(Dataset excerpts)

*** Block opens ***

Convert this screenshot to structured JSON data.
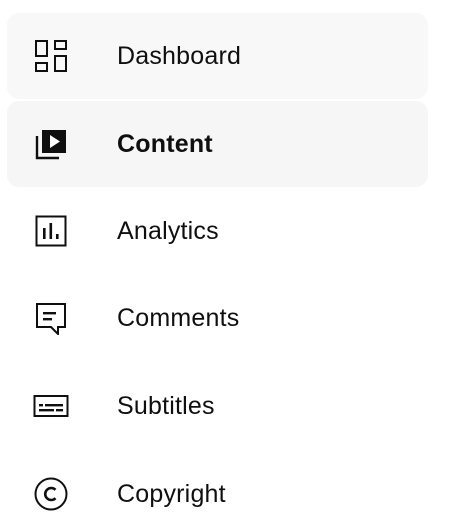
{
  "sidebar": {
    "items": [
      {
        "label": "Dashboard",
        "icon": "dashboard-icon",
        "state": "hovered"
      },
      {
        "label": "Content",
        "icon": "content-icon",
        "state": "active"
      },
      {
        "label": "Analytics",
        "icon": "analytics-icon",
        "state": "default"
      },
      {
        "label": "Comments",
        "icon": "comments-icon",
        "state": "default"
      },
      {
        "label": "Subtitles",
        "icon": "subtitles-icon",
        "state": "default"
      },
      {
        "label": "Copyright",
        "icon": "copyright-icon",
        "state": "default"
      }
    ],
    "colors": {
      "text": "#0f0f0f",
      "hover_bg": "#f8f8f8",
      "active_bg": "#f6f6f6"
    }
  }
}
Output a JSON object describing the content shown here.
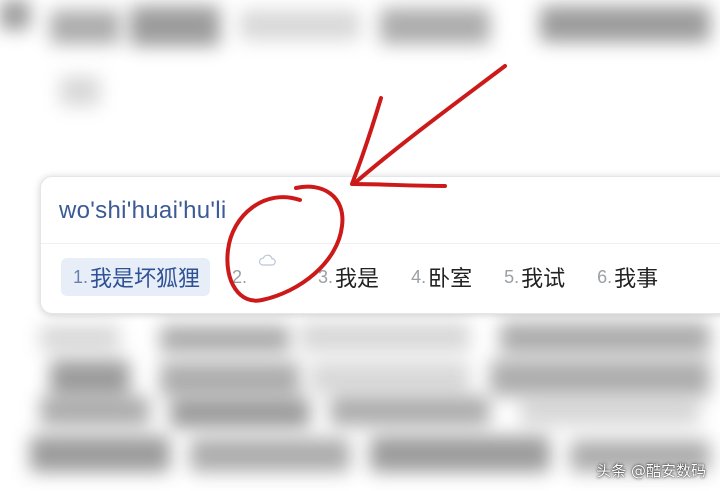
{
  "ime": {
    "pinyin": "wo'shi'huai'hu'li",
    "candidates": [
      {
        "num": "1.",
        "text": "我是坏狐狸"
      },
      {
        "num": "2.",
        "text": ""
      },
      {
        "num": "3.",
        "text": "我是"
      },
      {
        "num": "4.",
        "text": "卧室"
      },
      {
        "num": "5.",
        "text": "我试"
      },
      {
        "num": "6.",
        "text": "我事"
      }
    ],
    "cloud_icon": "cloud-icon"
  },
  "annotation": {
    "color": "#cc1a1a"
  },
  "watermark": "头条 @酷安数码"
}
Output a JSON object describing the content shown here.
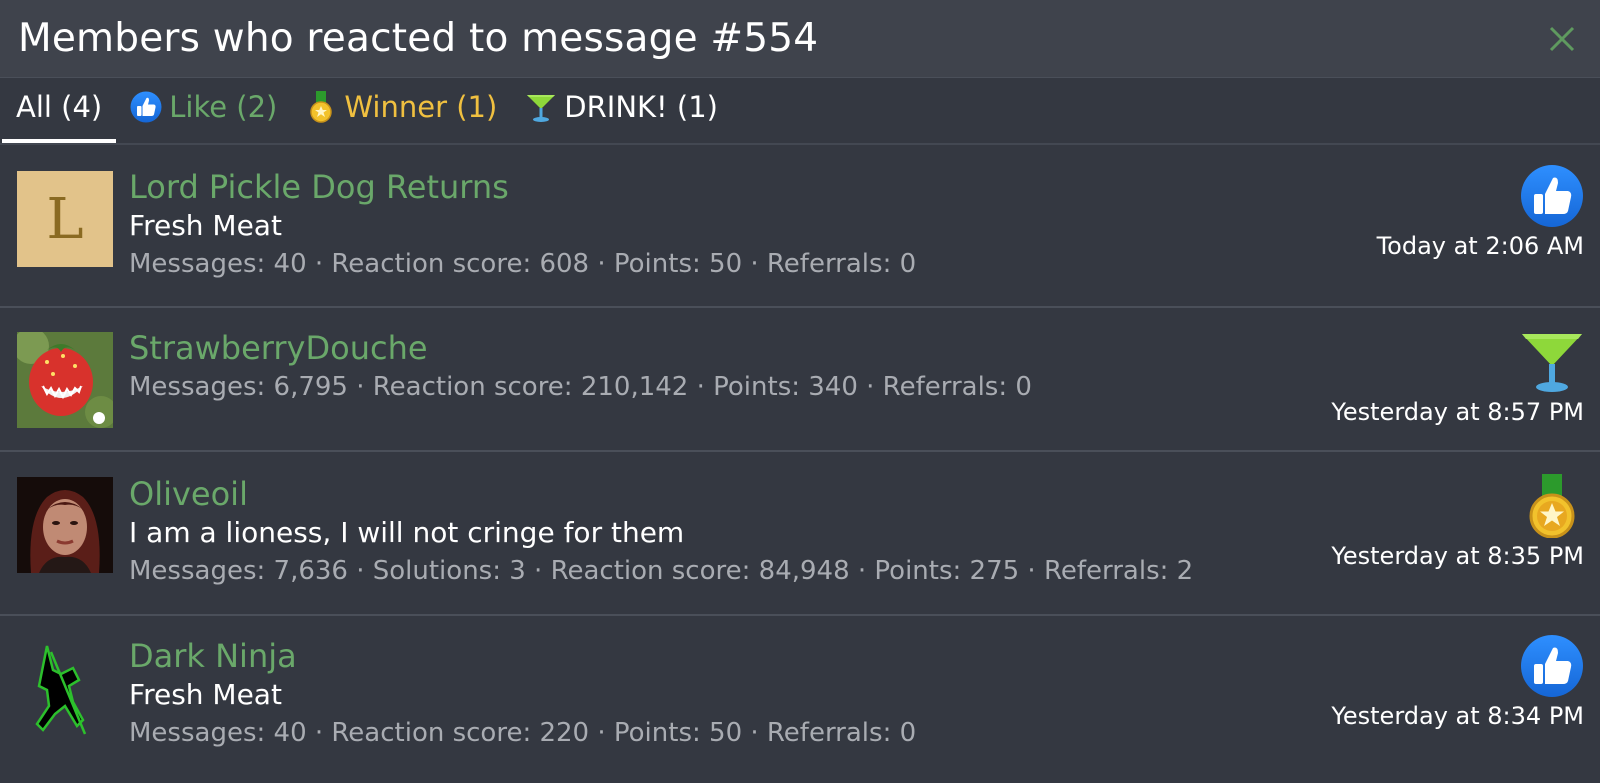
{
  "header": {
    "title": "Members who reacted to message #554"
  },
  "tabs": [
    {
      "label": "All (4)"
    },
    {
      "label": "Like (2)",
      "icon": "like-icon"
    },
    {
      "label": "Winner (1)",
      "icon": "medal-icon"
    },
    {
      "label": "DRINK! (1)",
      "icon": "cocktail-icon"
    }
  ],
  "rows": [
    {
      "name": "Lord Pickle Dog Returns",
      "avatar_letter": "L",
      "user_title": "Fresh Meat",
      "stats": "Messages: 40 · Reaction score: 608 · Points: 50 · Referrals: 0",
      "reaction": "like-icon",
      "date": "Today at 2:06 AM"
    },
    {
      "name": "StrawberryDouche",
      "stats": "Messages: 6,795 · Reaction score: 210,142 · Points: 340 · Referrals: 0",
      "reaction": "cocktail-icon",
      "date": "Yesterday at 8:57 PM"
    },
    {
      "name": "Oliveoil",
      "user_title": "I am a lioness, I will not cringe for them",
      "stats": "Messages: 7,636 · Solutions: 3 · Reaction score: 84,948 · Points: 275 · Referrals: 2",
      "reaction": "medal-icon",
      "date": "Yesterday at 8:35 PM"
    },
    {
      "name": "Dark Ninja",
      "user_title": "Fresh Meat",
      "stats": "Messages: 40 · Reaction score: 220 · Points: 50 · Referrals: 0",
      "reaction": "like-icon",
      "date": "Yesterday at 8:34 PM"
    }
  ],
  "colors": {
    "background": "#343841",
    "header": "#3f434c",
    "username": "#6aa86a",
    "winner": "#f0c040"
  }
}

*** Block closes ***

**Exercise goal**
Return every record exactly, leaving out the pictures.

**Expected output**
Convert this screenshot to structured JSON data.
{
  "sidebar": {
    "items": [
      {
        "label": "Dashboard",
        "icon": "dashboard-icon",
        "state": "hovered"
      },
      {
        "label": "Content",
        "icon": "content-icon",
        "state": "active"
      },
      {
        "label": "Analytics",
        "icon": "analytics-icon",
        "state": "default"
      },
      {
        "label": "Comments",
        "icon": "comments-icon",
        "state": "default"
      },
      {
        "label": "Subtitles",
        "icon": "subtitles-icon",
        "state": "default"
      },
      {
        "label": "Copyright",
        "icon": "copyright-icon",
        "state": "default"
      }
    ],
    "colors": {
      "text": "#0f0f0f",
      "hover_bg": "#f8f8f8",
      "active_bg": "#f6f6f6"
    }
  }
}
Output a JSON object describing the content shown here.
{
  "ime": {
    "pinyin": "wo'shi'huai'hu'li",
    "candidates": [
      {
        "num": "1.",
        "text": "我是坏狐狸"
      },
      {
        "num": "2.",
        "text": ""
      },
      {
        "num": "3.",
        "text": "我是"
      },
      {
        "num": "4.",
        "text": "卧室"
      },
      {
        "num": "5.",
        "text": "我试"
      },
      {
        "num": "6.",
        "text": "我事"
      }
    ],
    "cloud_icon": "cloud-icon"
  },
  "annotation": {
    "color": "#cc1a1a"
  },
  "watermark": "头条 @酷安数码"
}
Output a JSON object describing the content shown here.
{
  "header": {
    "title": "Members who reacted to message #554"
  },
  "tabs": [
    {
      "label": "All (4)"
    },
    {
      "label": "Like (2)",
      "icon": "like-icon"
    },
    {
      "label": "Winner (1)",
      "icon": "medal-icon"
    },
    {
      "label": "DRINK! (1)",
      "icon": "cocktail-icon"
    }
  ],
  "rows": [
    {
      "name": "Lord Pickle Dog Returns",
      "avatar_letter": "L",
      "user_title": "Fresh Meat",
      "stats": "Messages: 40 · Reaction score: 608 · Points: 50 · Referrals: 0",
      "reaction": "like-icon",
      "date": "Today at 2:06 AM"
    },
    {
      "name": "StrawberryDouche",
      "stats": "Messages: 6,795 · Reaction score: 210,142 · Points: 340 · Referrals: 0",
      "reaction": "cocktail-icon",
      "date": "Yesterday at 8:57 PM"
    },
    {
      "name": "Oliveoil",
      "user_title": "I am a lioness, I will not cringe for them",
      "stats": "Messages: 7,636 · Solutions: 3 · Reaction score: 84,948 · Points: 275 · Referrals: 2",
      "reaction": "medal-icon",
      "date": "Yesterday at 8:35 PM"
    },
    {
      "name": "Dark Ninja",
      "user_title": "Fresh Meat",
      "stats": "Messages: 40 · Reaction score: 220 · Points: 50 · Referrals: 0",
      "reaction": "like-icon",
      "date": "Yesterday at 8:34 PM"
    }
  ],
  "colors": {
    "background": "#343841",
    "header": "#3f434c",
    "username": "#6aa86a",
    "winner": "#f0c040"
  }
}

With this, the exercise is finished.